▸ **Source information**:
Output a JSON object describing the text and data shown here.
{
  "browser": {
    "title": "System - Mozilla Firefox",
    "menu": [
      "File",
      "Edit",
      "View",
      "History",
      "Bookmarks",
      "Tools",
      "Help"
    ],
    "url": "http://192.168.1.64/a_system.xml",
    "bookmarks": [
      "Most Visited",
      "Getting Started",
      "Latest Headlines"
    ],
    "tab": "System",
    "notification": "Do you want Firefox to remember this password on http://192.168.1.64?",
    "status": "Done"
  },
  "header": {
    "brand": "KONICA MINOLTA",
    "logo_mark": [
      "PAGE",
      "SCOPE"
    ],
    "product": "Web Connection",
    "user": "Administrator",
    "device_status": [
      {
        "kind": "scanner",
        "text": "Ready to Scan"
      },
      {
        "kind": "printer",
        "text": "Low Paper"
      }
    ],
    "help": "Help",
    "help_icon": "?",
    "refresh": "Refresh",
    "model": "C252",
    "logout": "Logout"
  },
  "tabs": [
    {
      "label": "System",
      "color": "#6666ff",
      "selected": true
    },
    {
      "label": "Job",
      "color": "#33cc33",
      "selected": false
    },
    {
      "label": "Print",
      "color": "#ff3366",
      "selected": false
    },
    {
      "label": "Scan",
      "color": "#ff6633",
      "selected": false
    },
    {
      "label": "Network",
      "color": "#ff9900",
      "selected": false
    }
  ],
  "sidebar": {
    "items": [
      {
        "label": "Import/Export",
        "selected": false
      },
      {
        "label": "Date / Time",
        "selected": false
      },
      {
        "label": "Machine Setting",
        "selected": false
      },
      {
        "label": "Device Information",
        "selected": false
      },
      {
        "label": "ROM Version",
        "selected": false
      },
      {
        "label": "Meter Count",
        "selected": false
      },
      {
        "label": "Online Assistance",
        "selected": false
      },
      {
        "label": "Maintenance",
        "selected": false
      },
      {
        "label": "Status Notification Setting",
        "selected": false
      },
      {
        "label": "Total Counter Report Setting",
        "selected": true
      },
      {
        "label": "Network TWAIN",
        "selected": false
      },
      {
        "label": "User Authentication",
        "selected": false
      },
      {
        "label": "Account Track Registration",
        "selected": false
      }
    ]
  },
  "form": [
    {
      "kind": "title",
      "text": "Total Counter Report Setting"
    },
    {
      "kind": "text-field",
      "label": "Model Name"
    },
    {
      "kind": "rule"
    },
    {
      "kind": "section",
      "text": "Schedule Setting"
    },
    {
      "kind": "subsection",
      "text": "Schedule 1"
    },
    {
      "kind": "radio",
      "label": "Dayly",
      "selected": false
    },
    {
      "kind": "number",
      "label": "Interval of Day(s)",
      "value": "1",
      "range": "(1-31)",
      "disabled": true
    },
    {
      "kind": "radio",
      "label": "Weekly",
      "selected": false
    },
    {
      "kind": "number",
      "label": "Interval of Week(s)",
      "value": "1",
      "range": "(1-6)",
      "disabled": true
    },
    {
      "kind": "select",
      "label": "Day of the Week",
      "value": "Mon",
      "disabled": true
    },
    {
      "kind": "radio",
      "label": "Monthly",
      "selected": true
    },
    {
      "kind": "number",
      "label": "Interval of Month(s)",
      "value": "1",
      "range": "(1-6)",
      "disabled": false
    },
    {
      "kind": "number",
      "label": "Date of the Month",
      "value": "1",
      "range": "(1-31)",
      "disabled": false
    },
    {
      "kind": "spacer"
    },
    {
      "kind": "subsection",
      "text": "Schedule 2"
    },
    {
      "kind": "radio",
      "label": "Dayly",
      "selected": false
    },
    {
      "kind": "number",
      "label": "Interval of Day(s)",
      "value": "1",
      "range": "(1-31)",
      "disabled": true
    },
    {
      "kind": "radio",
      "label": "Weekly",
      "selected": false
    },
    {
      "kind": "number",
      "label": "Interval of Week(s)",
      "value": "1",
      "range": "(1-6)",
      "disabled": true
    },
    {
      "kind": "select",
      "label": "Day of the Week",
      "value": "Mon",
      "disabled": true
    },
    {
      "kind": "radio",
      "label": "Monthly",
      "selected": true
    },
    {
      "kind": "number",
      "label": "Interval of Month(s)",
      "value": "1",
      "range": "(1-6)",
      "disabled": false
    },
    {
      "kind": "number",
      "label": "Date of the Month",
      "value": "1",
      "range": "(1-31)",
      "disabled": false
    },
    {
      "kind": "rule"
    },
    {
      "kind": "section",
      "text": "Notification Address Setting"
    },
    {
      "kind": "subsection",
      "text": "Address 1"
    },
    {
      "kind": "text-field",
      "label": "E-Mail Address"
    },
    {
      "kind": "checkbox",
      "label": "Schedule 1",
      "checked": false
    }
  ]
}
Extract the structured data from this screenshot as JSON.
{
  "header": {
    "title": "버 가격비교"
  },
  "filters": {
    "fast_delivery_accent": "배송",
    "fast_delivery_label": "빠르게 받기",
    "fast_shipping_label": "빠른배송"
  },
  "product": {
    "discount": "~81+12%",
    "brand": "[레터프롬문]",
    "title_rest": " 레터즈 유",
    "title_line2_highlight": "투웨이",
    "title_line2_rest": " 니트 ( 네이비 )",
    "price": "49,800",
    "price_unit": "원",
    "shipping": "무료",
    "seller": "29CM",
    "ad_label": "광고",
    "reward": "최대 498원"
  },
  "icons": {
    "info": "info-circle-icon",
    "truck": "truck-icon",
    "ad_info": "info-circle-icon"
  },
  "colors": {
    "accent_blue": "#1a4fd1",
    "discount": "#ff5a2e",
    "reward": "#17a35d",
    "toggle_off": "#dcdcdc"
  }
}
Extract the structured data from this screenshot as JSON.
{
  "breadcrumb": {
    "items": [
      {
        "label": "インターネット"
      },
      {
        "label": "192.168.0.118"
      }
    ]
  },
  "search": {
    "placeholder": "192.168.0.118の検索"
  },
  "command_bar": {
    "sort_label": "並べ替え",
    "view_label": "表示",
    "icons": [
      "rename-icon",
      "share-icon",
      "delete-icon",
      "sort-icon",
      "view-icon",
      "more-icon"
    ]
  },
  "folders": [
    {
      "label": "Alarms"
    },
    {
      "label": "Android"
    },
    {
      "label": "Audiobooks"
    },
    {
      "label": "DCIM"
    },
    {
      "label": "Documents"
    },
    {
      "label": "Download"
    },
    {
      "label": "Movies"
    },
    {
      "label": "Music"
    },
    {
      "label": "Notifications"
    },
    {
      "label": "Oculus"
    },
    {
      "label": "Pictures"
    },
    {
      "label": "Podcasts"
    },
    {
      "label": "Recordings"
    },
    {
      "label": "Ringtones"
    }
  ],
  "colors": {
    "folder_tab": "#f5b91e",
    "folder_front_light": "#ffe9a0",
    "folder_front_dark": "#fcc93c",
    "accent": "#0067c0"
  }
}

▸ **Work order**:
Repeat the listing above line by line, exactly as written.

▸ **Problem solution**:
Output a JSON object describing the text and data shown here.
{
  "browser": {
    "title": "System - Mozilla Firefox",
    "menu": [
      "File",
      "Edit",
      "View",
      "History",
      "Bookmarks",
      "Tools",
      "Help"
    ],
    "url": "http://192.168.1.64/a_system.xml",
    "bookmarks": [
      "Most Visited",
      "Getting Started",
      "Latest Headlines"
    ],
    "tab": "System",
    "notification": "Do you want Firefox to remember this password on http://192.168.1.64?",
    "status": "Done"
  },
  "header": {
    "brand": "KONICA MINOLTA",
    "logo_mark": [
      "PAGE",
      "SCOPE"
    ],
    "product": "Web Connection",
    "user": "Administrator",
    "device_status": [
      {
        "kind": "scanner",
        "text": "Ready to Scan"
      },
      {
        "kind": "printer",
        "text": "Low Paper"
      }
    ],
    "help": "Help",
    "help_icon": "?",
    "refresh": "Refresh",
    "model": "C252",
    "logout": "Logout"
  },
  "tabs": [
    {
      "label": "System",
      "color": "#6666ff",
      "selected": true
    },
    {
      "label": "Job",
      "color": "#33cc33",
      "selected": false
    },
    {
      "label": "Print",
      "color": "#ff3366",
      "selected": false
    },
    {
      "label": "Scan",
      "color": "#ff6633",
      "selected": false
    },
    {
      "label": "Network",
      "color": "#ff9900",
      "selected": false
    }
  ],
  "sidebar": {
    "items": [
      {
        "label": "Import/Export",
        "selected": false
      },
      {
        "label": "Date / Time",
        "selected": false
      },
      {
        "label": "Machine Setting",
        "selected": false
      },
      {
        "label": "Device Information",
        "selected": false
      },
      {
        "label": "ROM Version",
        "selected": false
      },
      {
        "label": "Meter Count",
        "selected": false
      },
      {
        "label": "Online Assistance",
        "selected": false
      },
      {
        "label": "Maintenance",
        "selected": false
      },
      {
        "label": "Status Notification Setting",
        "selected": false
      },
      {
        "label": "Total Counter Report Setting",
        "selected": true
      },
      {
        "label": "Network TWAIN",
        "selected": false
      },
      {
        "label": "User Authentication",
        "selected": false
      },
      {
        "label": "Account Track Registration",
        "selected": false
      }
    ]
  },
  "form": [
    {
      "kind": "title",
      "text": "Total Counter Report Setting"
    },
    {
      "kind": "text-field",
      "label": "Model Name"
    },
    {
      "kind": "rule"
    },
    {
      "kind": "section",
      "text": "Schedule Setting"
    },
    {
      "kind": "subsection",
      "text": "Schedule 1"
    },
    {
      "kind": "radio",
      "label": "Dayly",
      "selected": false
    },
    {
      "kind": "number",
      "label": "Interval of Day(s)",
      "value": "1",
      "range": "(1-31)",
      "disabled": true
    },
    {
      "kind": "radio",
      "label": "Weekly",
      "selected": false
    },
    {
      "kind": "number",
      "label": "Interval of Week(s)",
      "value": "1",
      "range": "(1-6)",
      "disabled": true
    },
    {
      "kind": "select",
      "label": "Day of the Week",
      "value": "Mon",
      "disabled": true
    },
    {
      "kind": "radio",
      "label": "Monthly",
      "selected": true
    },
    {
      "kind": "number",
      "label": "Interval of Month(s)",
      "value": "1",
      "range": "(1-6)",
      "disabled": false
    },
    {
      "kind": "number",
      "label": "Date of the Month",
      "value": "1",
      "range": "(1-31)",
      "disabled": false
    },
    {
      "kind": "spacer"
    },
    {
      "kind": "subsection",
      "text": "Schedule 2"
    },
    {
      "kind": "radio",
      "label": "Dayly",
      "selected": false
    },
    {
      "kind": "number",
      "label": "Interval of Day(s)",
      "value": "1",
      "range": "(1-31)",
      "disabled": true
    },
    {
      "kind": "radio",
      "label": "Weekly",
      "selected": false
    },
    {
      "kind": "number",
      "label": "Interval of Week(s)",
      "value": "1",
      "range": "(1-6)",
      "disabled": true
    },
    {
      "kind": "select",
      "label": "Day of the Week",
      "value": "Mon",
      "disabled": true
    },
    {
      "kind": "radio",
      "label": "Monthly",
      "selected": true
    },
    {
      "kind": "number",
      "label": "Interval of Month(s)",
      "value": "1",
      "range": "(1-6)",
      "disabled": false
    },
    {
      "kind": "number",
      "label": "Date of the Month",
      "value": "1",
      "range": "(1-31)",
      "disabled": false
    },
    {
      "kind": "rule"
    },
    {
      "kind": "section",
      "text": "Notification Address Setting"
    },
    {
      "kind": "subsection",
      "text": "Address 1"
    },
    {
      "kind": "text-field",
      "label": "E-Mail Address"
    },
    {
      "kind": "checkbox",
      "label": "Schedule 1",
      "checked": false
    }
  ]
}
Extract the structured data from this screenshot as JSON.
{
  "header": {
    "title": "버 가격비교"
  },
  "filters": {
    "fast_delivery_accent": "배송",
    "fast_delivery_label": "빠르게 받기",
    "fast_shipping_label": "빠른배송"
  },
  "product": {
    "discount": "~81+12%",
    "brand": "[레터프롬문]",
    "title_rest": " 레터즈 유",
    "title_line2_highlight": "투웨이",
    "title_line2_rest": " 니트 ( 네이비 )",
    "price": "49,800",
    "price_unit": "원",
    "shipping": "무료",
    "seller": "29CM",
    "ad_label": "광고",
    "reward": "최대 498원"
  },
  "icons": {
    "info": "info-circle-icon",
    "truck": "truck-icon",
    "ad_info": "info-circle-icon"
  },
  "colors": {
    "accent_blue": "#1a4fd1",
    "discount": "#ff5a2e",
    "reward": "#17a35d",
    "toggle_off": "#dcdcdc"
  }
}
Extract the structured data from this screenshot as JSON.
{
  "breadcrumb": {
    "items": [
      {
        "label": "インターネット"
      },
      {
        "label": "192.168.0.118"
      }
    ]
  },
  "search": {
    "placeholder": "192.168.0.118の検索"
  },
  "command_bar": {
    "sort_label": "並べ替え",
    "view_label": "表示",
    "icons": [
      "rename-icon",
      "share-icon",
      "delete-icon",
      "sort-icon",
      "view-icon",
      "more-icon"
    ]
  },
  "folders": [
    {
      "label": "Alarms"
    },
    {
      "label": "Android"
    },
    {
      "label": "Audiobooks"
    },
    {
      "label": "DCIM"
    },
    {
      "label": "Documents"
    },
    {
      "label": "Download"
    },
    {
      "label": "Movies"
    },
    {
      "label": "Music"
    },
    {
      "label": "Notifications"
    },
    {
      "label": "Oculus"
    },
    {
      "label": "Pictures"
    },
    {
      "label": "Podcasts"
    },
    {
      "label": "Recordings"
    },
    {
      "label": "Ringtones"
    }
  ],
  "colors": {
    "folder_tab": "#f5b91e",
    "folder_front_light": "#ffe9a0",
    "folder_front_dark": "#fcc93c",
    "accent": "#0067c0"
  }
}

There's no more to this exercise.